This LP is chock full of music that is timeless, “Even the Losers,” “Refugee,” “Here Comes My Girl,” and “Don’t Do Me Like That.” It even has some deep cut classics like “Century City” and “Louisiana Rain.” This record stayed near the top of the charts at #2 for seven weeks.2
The Underrated 1985
Tom Petty and the Heartbreakers churned out piles and piles of music, all of it quality. This album came out 6 years after the instant classic that was Damn the Torpedoes, and was originally supposed to be a concept album, but that quickly changed. Some heavy hitters performed on this album, including Garth Hudson, Richard Manuel, and a producer credit for Robbie Robertson, 3 members of The Band.
My absolute favorite song on this record is “Rebels.” I love Petty’s version, but the Drive-By Truckers did an excellent cover on their release, The Fine Print: A Collection of Oddities and Rarities.
Of course, Southern Accents also includes great tracks like “Don’t Come Around Here No More” and “Southern Accents.” The third single from this LP, “Make it Better (Forget About Me),” is another track in the Petty library that shows off his brilliant songwriting.
“There was too much rain, too much humidity
Tell me why you did what you did to me?
Honey, you’re the judge, there ain’t no jury
And I’m just an innocent boy, used to being guilty.”
The White Whale 1994
A thing about collecting records is that there are some out there that are unattainable unless you have piles of money.
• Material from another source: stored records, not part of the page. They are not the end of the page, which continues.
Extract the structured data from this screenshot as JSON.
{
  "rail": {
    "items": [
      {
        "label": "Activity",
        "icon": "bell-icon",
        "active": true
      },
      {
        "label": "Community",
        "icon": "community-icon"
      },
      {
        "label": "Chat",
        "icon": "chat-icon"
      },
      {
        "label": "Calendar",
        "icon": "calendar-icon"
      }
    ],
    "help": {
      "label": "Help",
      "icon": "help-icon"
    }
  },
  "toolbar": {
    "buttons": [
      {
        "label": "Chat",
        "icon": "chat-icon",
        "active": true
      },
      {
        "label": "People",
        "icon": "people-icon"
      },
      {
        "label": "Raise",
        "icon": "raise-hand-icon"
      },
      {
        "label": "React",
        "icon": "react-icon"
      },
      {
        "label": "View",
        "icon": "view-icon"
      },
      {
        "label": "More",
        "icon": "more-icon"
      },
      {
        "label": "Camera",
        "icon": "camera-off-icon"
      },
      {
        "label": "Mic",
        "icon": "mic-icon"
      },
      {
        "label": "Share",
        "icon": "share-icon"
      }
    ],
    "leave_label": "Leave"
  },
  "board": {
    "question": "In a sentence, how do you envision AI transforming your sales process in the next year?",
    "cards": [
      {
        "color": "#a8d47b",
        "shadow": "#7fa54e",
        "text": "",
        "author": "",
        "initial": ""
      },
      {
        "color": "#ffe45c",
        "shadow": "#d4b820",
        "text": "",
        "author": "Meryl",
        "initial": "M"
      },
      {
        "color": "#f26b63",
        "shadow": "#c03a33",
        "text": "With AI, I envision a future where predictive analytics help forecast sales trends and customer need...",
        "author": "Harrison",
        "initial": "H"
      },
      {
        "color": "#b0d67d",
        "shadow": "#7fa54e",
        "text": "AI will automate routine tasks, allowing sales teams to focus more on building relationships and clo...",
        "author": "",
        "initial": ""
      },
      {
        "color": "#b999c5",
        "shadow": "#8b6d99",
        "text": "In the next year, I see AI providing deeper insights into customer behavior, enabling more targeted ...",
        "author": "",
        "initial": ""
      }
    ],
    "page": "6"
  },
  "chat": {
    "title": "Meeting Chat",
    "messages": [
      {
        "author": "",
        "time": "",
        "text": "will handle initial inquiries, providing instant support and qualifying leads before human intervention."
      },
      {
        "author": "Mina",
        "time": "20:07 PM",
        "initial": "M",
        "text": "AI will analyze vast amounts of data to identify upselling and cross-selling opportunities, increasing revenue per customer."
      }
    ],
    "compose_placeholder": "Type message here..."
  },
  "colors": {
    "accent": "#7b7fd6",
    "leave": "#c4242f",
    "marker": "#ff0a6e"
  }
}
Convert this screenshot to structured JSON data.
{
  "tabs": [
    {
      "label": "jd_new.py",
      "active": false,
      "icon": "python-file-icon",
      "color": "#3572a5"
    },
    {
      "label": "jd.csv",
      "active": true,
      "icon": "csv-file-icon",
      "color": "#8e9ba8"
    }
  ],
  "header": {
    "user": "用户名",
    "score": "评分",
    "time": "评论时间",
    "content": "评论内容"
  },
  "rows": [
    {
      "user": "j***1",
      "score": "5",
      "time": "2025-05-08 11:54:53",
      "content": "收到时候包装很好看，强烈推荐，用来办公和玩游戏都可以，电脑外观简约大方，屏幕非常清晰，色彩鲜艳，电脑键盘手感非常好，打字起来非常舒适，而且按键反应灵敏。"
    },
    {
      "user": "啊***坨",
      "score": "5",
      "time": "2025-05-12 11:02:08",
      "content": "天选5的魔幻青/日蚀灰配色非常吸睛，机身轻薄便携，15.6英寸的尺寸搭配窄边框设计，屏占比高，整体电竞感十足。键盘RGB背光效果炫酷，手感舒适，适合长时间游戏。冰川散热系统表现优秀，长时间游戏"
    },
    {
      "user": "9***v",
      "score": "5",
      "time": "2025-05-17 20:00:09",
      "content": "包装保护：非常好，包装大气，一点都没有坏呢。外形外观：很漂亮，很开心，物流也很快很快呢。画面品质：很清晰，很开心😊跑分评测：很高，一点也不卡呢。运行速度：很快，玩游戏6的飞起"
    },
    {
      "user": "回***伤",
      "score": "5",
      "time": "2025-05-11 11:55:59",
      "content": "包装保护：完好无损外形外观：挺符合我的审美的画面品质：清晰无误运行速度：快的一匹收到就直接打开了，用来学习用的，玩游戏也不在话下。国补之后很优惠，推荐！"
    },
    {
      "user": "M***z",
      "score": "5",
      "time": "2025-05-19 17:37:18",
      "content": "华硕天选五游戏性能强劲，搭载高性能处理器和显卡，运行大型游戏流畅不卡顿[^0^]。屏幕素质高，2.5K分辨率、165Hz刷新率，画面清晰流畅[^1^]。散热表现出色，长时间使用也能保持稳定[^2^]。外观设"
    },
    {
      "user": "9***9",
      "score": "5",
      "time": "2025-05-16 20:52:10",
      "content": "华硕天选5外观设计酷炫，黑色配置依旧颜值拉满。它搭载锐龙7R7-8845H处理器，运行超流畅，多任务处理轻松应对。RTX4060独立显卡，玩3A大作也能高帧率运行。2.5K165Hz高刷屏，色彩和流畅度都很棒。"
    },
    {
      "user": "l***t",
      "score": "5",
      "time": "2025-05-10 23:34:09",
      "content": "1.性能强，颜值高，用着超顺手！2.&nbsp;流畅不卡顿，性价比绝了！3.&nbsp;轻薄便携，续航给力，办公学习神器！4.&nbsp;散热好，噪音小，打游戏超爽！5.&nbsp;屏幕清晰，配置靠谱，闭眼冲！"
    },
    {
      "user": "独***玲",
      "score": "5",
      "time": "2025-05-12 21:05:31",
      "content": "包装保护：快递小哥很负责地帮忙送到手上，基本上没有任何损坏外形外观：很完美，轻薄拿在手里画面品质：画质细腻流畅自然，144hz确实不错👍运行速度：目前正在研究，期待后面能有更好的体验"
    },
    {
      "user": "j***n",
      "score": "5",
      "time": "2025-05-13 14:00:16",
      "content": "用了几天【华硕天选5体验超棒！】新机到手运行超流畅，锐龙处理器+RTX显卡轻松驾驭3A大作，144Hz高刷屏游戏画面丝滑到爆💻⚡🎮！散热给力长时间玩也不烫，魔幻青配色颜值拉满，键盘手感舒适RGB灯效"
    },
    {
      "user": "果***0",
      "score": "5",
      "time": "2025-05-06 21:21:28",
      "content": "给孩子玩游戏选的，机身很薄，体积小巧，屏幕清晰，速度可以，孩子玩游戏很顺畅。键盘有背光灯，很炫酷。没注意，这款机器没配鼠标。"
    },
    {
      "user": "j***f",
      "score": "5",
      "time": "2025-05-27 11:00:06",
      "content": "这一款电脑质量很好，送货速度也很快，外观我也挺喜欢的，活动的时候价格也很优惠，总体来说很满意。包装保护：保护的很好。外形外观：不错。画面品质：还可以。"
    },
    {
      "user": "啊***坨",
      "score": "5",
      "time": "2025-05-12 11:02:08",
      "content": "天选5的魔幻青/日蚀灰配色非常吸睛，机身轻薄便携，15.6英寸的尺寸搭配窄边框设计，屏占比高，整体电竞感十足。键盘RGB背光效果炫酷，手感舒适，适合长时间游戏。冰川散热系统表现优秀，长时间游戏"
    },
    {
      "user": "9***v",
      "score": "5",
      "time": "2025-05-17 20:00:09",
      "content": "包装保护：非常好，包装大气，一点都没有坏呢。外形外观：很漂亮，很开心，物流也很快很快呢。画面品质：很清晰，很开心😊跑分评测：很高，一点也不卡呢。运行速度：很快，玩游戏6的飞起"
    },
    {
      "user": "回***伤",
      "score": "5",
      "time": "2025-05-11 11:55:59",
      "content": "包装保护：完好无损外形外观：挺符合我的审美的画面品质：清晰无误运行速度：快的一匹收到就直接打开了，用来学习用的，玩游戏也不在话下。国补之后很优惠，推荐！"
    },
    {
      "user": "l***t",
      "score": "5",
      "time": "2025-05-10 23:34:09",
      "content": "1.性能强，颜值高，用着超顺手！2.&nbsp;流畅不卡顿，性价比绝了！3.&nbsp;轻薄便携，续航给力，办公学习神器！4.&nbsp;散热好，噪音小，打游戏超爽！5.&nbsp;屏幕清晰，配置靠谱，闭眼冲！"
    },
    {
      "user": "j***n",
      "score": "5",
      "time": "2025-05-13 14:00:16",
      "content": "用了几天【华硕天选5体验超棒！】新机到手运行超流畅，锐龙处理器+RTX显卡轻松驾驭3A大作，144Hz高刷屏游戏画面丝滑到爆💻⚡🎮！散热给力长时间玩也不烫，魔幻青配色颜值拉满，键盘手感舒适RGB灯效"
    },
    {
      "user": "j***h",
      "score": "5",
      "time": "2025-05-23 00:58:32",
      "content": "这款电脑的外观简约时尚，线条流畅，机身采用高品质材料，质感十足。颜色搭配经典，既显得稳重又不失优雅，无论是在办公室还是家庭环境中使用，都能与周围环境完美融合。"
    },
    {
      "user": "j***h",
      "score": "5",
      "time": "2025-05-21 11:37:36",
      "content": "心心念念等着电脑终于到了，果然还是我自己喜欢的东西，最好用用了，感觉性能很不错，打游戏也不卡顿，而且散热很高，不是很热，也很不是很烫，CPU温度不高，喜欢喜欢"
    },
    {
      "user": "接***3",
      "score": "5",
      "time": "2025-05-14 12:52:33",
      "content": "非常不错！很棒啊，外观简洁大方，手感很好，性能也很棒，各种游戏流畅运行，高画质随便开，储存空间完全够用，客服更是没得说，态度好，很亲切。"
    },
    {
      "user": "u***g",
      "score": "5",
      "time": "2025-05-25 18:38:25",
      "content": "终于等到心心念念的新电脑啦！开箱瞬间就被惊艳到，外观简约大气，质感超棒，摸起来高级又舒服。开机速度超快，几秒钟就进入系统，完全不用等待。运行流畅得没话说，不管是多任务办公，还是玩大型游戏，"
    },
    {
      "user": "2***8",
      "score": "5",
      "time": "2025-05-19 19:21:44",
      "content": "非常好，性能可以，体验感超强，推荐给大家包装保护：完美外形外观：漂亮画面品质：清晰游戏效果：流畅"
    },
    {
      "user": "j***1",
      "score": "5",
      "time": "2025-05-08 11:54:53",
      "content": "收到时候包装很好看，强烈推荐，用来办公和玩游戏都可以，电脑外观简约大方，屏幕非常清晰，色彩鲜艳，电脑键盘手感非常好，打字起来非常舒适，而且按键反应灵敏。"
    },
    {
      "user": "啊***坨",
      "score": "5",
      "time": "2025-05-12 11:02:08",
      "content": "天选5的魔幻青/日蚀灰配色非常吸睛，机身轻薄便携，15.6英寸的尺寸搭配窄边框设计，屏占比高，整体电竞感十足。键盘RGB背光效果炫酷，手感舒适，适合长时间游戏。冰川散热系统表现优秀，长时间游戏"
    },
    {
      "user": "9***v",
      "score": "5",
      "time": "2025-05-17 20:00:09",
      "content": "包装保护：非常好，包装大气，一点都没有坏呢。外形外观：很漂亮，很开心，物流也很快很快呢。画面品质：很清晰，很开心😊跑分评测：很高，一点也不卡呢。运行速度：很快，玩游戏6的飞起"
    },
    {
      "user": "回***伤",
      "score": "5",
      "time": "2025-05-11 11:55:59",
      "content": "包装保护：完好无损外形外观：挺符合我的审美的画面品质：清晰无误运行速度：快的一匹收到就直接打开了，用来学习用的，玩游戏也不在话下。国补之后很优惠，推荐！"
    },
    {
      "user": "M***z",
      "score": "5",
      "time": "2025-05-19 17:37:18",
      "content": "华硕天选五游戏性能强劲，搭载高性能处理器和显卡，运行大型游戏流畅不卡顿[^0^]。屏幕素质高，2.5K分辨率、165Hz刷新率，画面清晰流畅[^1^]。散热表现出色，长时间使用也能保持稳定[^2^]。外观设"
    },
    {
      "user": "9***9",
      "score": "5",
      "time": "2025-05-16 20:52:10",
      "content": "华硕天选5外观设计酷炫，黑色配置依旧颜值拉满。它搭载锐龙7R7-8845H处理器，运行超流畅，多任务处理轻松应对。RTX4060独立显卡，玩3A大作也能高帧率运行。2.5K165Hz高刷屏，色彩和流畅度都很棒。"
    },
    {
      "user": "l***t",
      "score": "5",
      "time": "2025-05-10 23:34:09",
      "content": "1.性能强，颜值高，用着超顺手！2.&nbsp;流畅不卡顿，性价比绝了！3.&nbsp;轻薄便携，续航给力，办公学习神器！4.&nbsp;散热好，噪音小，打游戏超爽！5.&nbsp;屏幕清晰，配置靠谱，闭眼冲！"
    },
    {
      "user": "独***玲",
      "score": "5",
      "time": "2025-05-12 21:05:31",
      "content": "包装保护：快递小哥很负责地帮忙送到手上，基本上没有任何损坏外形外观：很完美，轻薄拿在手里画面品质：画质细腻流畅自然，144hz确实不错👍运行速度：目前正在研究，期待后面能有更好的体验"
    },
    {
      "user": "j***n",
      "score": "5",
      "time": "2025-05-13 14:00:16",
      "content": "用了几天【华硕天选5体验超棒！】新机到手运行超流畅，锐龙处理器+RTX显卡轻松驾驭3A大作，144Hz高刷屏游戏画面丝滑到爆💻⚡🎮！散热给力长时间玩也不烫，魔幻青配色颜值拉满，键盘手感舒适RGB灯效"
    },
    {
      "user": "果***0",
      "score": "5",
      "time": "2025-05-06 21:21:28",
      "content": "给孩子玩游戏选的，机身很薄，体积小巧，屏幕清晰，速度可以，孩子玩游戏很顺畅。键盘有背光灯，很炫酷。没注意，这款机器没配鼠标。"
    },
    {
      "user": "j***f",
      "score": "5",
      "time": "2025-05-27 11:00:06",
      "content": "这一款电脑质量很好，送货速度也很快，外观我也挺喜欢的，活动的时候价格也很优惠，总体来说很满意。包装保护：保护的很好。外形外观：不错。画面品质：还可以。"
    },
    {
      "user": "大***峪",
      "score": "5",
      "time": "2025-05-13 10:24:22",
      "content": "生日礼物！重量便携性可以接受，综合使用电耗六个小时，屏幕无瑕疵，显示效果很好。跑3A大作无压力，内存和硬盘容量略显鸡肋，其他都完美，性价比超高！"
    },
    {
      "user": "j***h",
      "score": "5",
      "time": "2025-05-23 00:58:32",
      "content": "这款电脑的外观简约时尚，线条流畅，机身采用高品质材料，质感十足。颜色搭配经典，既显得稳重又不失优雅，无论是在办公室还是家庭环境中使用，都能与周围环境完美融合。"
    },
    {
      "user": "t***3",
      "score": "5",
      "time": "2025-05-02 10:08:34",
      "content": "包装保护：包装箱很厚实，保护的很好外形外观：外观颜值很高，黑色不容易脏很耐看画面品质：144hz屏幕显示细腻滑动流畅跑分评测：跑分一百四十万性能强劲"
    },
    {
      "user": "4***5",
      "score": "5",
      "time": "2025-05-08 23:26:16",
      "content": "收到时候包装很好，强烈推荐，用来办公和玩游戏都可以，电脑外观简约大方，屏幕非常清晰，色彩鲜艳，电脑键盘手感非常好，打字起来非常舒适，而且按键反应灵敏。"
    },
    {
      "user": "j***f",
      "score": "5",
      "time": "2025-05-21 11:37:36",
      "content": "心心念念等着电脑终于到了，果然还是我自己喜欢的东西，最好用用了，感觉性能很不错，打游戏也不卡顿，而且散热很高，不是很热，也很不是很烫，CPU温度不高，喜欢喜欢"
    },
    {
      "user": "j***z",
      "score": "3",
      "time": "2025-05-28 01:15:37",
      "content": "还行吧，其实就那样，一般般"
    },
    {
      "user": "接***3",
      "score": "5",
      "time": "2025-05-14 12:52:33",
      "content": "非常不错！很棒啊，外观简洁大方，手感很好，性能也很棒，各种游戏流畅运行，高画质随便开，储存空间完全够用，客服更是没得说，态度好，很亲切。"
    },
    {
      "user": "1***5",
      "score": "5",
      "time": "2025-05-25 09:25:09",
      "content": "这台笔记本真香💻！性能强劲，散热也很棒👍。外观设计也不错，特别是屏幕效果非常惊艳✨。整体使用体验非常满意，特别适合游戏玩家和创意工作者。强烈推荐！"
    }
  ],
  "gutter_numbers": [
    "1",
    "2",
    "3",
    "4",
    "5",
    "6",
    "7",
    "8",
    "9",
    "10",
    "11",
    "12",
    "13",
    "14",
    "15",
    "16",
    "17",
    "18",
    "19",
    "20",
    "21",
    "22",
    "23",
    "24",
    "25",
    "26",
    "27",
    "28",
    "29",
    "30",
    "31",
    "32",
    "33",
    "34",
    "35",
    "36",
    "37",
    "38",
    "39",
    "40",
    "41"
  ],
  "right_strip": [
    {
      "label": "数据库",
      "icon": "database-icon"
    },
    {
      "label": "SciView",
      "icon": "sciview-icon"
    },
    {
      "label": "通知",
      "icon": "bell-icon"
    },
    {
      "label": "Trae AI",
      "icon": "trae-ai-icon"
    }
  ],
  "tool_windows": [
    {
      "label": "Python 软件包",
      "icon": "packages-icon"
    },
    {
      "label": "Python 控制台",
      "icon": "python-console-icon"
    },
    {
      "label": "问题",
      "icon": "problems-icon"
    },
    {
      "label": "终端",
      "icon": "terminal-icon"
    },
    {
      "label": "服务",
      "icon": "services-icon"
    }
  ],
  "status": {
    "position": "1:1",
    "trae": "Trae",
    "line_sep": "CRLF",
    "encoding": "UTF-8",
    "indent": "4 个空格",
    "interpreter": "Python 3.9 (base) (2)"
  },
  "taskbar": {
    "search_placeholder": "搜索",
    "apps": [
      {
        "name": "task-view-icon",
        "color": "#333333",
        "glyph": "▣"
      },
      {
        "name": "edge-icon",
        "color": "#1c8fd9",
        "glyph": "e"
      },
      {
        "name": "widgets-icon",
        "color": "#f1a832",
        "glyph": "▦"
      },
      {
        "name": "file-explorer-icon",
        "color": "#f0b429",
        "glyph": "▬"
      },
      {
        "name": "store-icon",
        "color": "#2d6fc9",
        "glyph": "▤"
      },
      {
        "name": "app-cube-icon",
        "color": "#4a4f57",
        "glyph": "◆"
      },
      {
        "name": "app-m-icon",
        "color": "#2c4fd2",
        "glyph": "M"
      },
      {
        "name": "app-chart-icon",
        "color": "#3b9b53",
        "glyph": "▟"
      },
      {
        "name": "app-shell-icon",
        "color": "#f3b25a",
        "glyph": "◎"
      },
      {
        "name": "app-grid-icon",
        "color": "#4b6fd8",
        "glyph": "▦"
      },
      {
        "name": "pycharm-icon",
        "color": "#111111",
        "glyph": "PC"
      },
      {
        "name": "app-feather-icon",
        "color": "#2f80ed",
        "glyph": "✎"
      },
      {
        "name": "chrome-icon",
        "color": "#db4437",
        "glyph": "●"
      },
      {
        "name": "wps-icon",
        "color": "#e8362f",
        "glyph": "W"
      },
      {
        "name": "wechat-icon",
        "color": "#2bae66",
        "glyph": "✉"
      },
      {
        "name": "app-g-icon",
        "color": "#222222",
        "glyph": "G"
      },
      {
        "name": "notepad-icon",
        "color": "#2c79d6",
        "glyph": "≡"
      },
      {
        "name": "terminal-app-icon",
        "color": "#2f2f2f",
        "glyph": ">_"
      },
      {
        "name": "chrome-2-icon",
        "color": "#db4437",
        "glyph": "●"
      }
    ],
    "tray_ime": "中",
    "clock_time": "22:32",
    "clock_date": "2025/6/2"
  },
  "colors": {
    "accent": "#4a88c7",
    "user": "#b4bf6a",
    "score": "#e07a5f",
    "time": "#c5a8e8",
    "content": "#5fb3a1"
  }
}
As an aside, I think it is gauche to talk about record values, there are some collectors out there that live and die by the values in their collection, that’s not really me. I do find it interesting to follow some values or see what some sell for, but you’ll never hear me talking about how much my collection is worth. It is for listening.
Wildflowers came out in 1994 at a time when vinyl was already on its way totally out and compact discs ruled the roost until Steve Jobs dropped the iPod on us.3 So, it is my belief that an original pressing of Wildflowers on wax is so expensive due to scarcity.
Anyway, I finally acquired a copy on wax by way of unofficial European release from late 2019, on cream colored wax too! At a fraction of the prices in the link above. This album is packed full of excellent songs, such as “You Wreck me” and ” You Don’t Know How it Feels.” Of course, the title track “Wildflowers” is one of my all-time favorite songs and is classic Petty lyricism.
“You belong among the wildflowers
You belong in a boat out at sea
You belong with your love on your arm
You belong somewhere you feel free.”
A couple of other singles “It’s Good to Be King” and “A Higher Place” round out an instant classic from the mid-90s.
The Weird 2018
I recently covered the glorious occasion that is Record Store Day. One of the releases I was able to pull in 2018 was this gem right here.4 It is on translucent red vinyl and is appropriate for adults that want to chill out and take a nap. Don’t believe me? Give it a whirl:
Not specifically a Tom Petty release, but for the purposes of talking about Tom Petty on Ordinary Times Dot Com, I felt as though this would be an appropriate addition.
Tom Petty died in 2017 of what appeared to be an accidental overdose. He was only 66. It is rather unfortunate that he left us so soon, because I am sure he had many many more songs left in him. I am always looking in crates for more Tom Petty LPs, because his music is timeless. Plus, I do need to find a copy of Full Moon Fever for my collection.
- I realize that Full Moon Fever is out there, but I don’t own it.
- The Wall stayed at the #1 spot, deservedly so.
- I know, I know the precursors of digital music are probably worth mentioning, but Apple really revolutionized it with the ‘ol $0.99 per song.
- Having kids changes you. I also have a Thomas the Tank Engine 10 in LP too.